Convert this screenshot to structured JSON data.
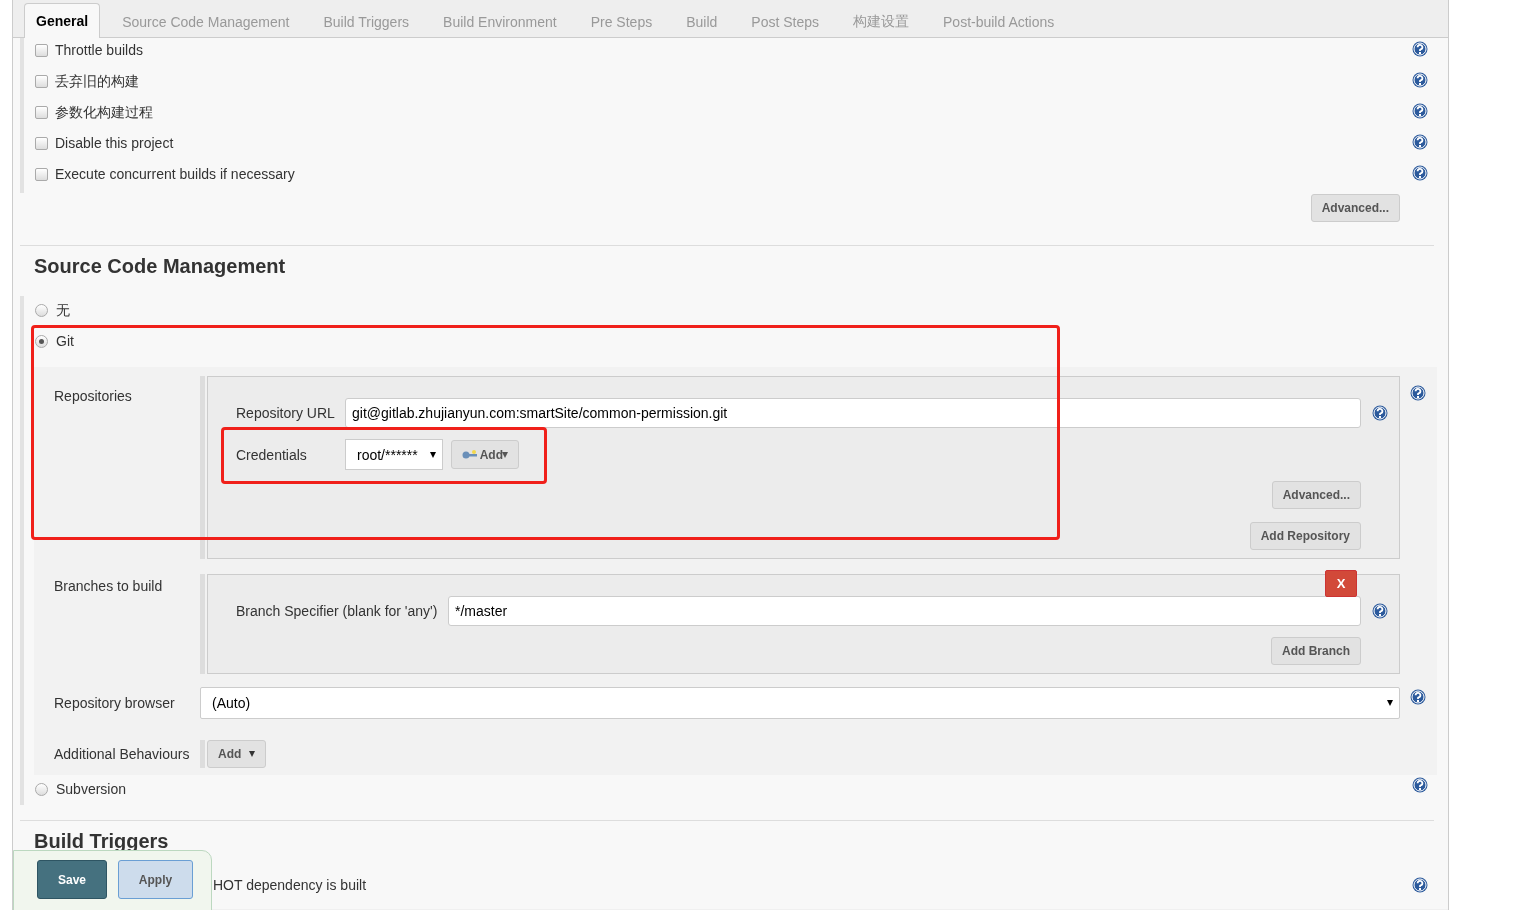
{
  "tabs": [
    {
      "label": "General",
      "selected": true
    },
    {
      "label": "Source Code Management",
      "selected": false
    },
    {
      "label": "Build Triggers",
      "selected": false
    },
    {
      "label": "Build Environment",
      "selected": false
    },
    {
      "label": "Pre Steps",
      "selected": false
    },
    {
      "label": "Build",
      "selected": false
    },
    {
      "label": "Post Steps",
      "selected": false
    },
    {
      "label": "构建设置",
      "selected": false
    },
    {
      "label": "Post-build Actions",
      "selected": false
    }
  ],
  "general": {
    "options": [
      {
        "label": "Throttle builds",
        "checked": false
      },
      {
        "label": "丢弃旧的构建",
        "checked": false
      },
      {
        "label": "参数化构建过程",
        "checked": false
      },
      {
        "label": "Disable this project",
        "checked": false
      },
      {
        "label": "Execute concurrent builds if necessary",
        "checked": false
      }
    ],
    "advanced_button": "Advanced..."
  },
  "scm": {
    "title": "Source Code Management",
    "options": [
      {
        "label": "无",
        "selected": false
      },
      {
        "label": "Git",
        "selected": true
      },
      {
        "label": "Subversion",
        "selected": false
      }
    ],
    "git": {
      "repositories_label": "Repositories",
      "repository_url_label": "Repository URL",
      "repository_url": "git@gitlab.zhujianyun.com:smartSite/common-permission.git",
      "credentials_label": "Credentials",
      "credentials_value": "root/******",
      "add_credentials_button": "Add",
      "advanced_button": "Advanced...",
      "add_repository_button": "Add Repository",
      "branches_label": "Branches to build",
      "delete_branch_button": "X",
      "branch_specifier_label": "Branch Specifier (blank for 'any')",
      "branch_specifier": "*/master",
      "add_branch_button": "Add Branch",
      "repository_browser_label": "Repository browser",
      "repository_browser": "(Auto)",
      "additional_behaviours_label": "Additional Behaviours",
      "add_behaviour_button": "Add"
    }
  },
  "build_triggers": {
    "title": "Build Triggers",
    "option_text": "HOT dependency is built"
  },
  "save_bar": {
    "save_button": "Save",
    "apply_button": "Apply"
  }
}
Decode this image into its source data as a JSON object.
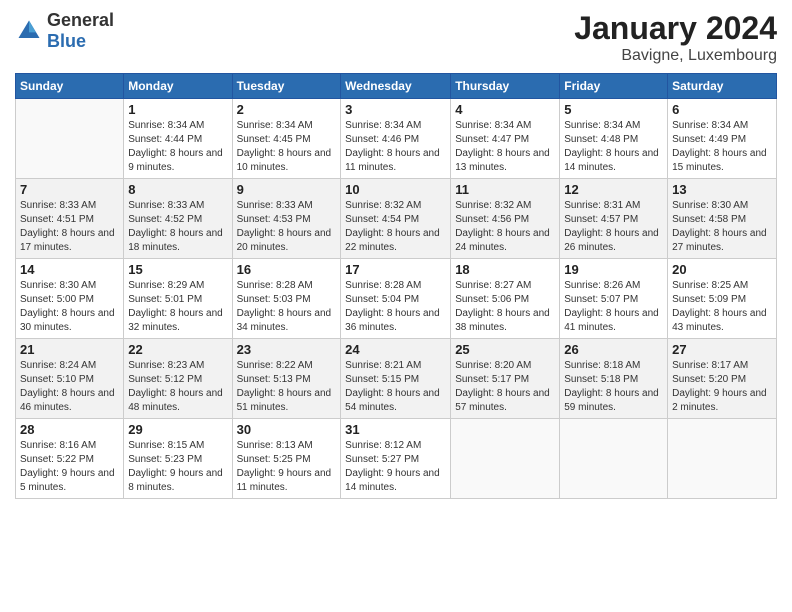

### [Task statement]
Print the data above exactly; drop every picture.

### [Result for this exercise]
Convert this screenshot to structured JSON data.
{
  "tabs": [
    {
      "label": "General",
      "selected": true
    },
    {
      "label": "Source Code Management",
      "selected": false
    },
    {
      "label": "Build Triggers",
      "selected": false
    },
    {
      "label": "Build Environment",
      "selected": false
    },
    {
      "label": "Pre Steps",
      "selected": false
    },
    {
      "label": "Build",
      "selected": false
    },
    {
      "label": "Post Steps",
      "selected": false
    },
    {
      "label": "构建设置",
      "selected": false
    },
    {
      "label": "Post-build Actions",
      "selected": false
    }
  ],
  "general": {
    "options": [
      {
        "label": "Throttle builds",
        "checked": false
      },
      {
        "label": "丢弃旧的构建",
        "checked": false
      },
      {
        "label": "参数化构建过程",
        "checked": false
      },
      {
        "label": "Disable this project",
        "checked": false
      },
      {
        "label": "Execute concurrent builds if necessary",
        "checked": false
      }
    ],
    "advanced_button": "Advanced..."
  },
  "scm": {
    "title": "Source Code Management",
    "options": [
      {
        "label": "无",
        "selected": false
      },
      {
        "label": "Git",
        "selected": true
      },
      {
        "label": "Subversion",
        "selected": false
      }
    ],
    "git": {
      "repositories_label": "Repositories",
      "repository_url_label": "Repository URL",
      "repository_url": "git@gitlab.zhujianyun.com:smartSite/common-permission.git",
      "credentials_label": "Credentials",
      "credentials_value": "root/******",
      "add_credentials_button": "Add",
      "advanced_button": "Advanced...",
      "add_repository_button": "Add Repository",
      "branches_label": "Branches to build",
      "delete_branch_button": "X",
      "branch_specifier_label": "Branch Specifier (blank for 'any')",
      "branch_specifier": "*/master",
      "add_branch_button": "Add Branch",
      "repository_browser_label": "Repository browser",
      "repository_browser": "(Auto)",
      "additional_behaviours_label": "Additional Behaviours",
      "add_behaviour_button": "Add"
    }
  },
  "build_triggers": {
    "title": "Build Triggers",
    "option_text": "HOT dependency is built"
  },
  "save_bar": {
    "save_button": "Save",
    "apply_button": "Apply"
  }
}
Decode this image into its source data as a JSON object.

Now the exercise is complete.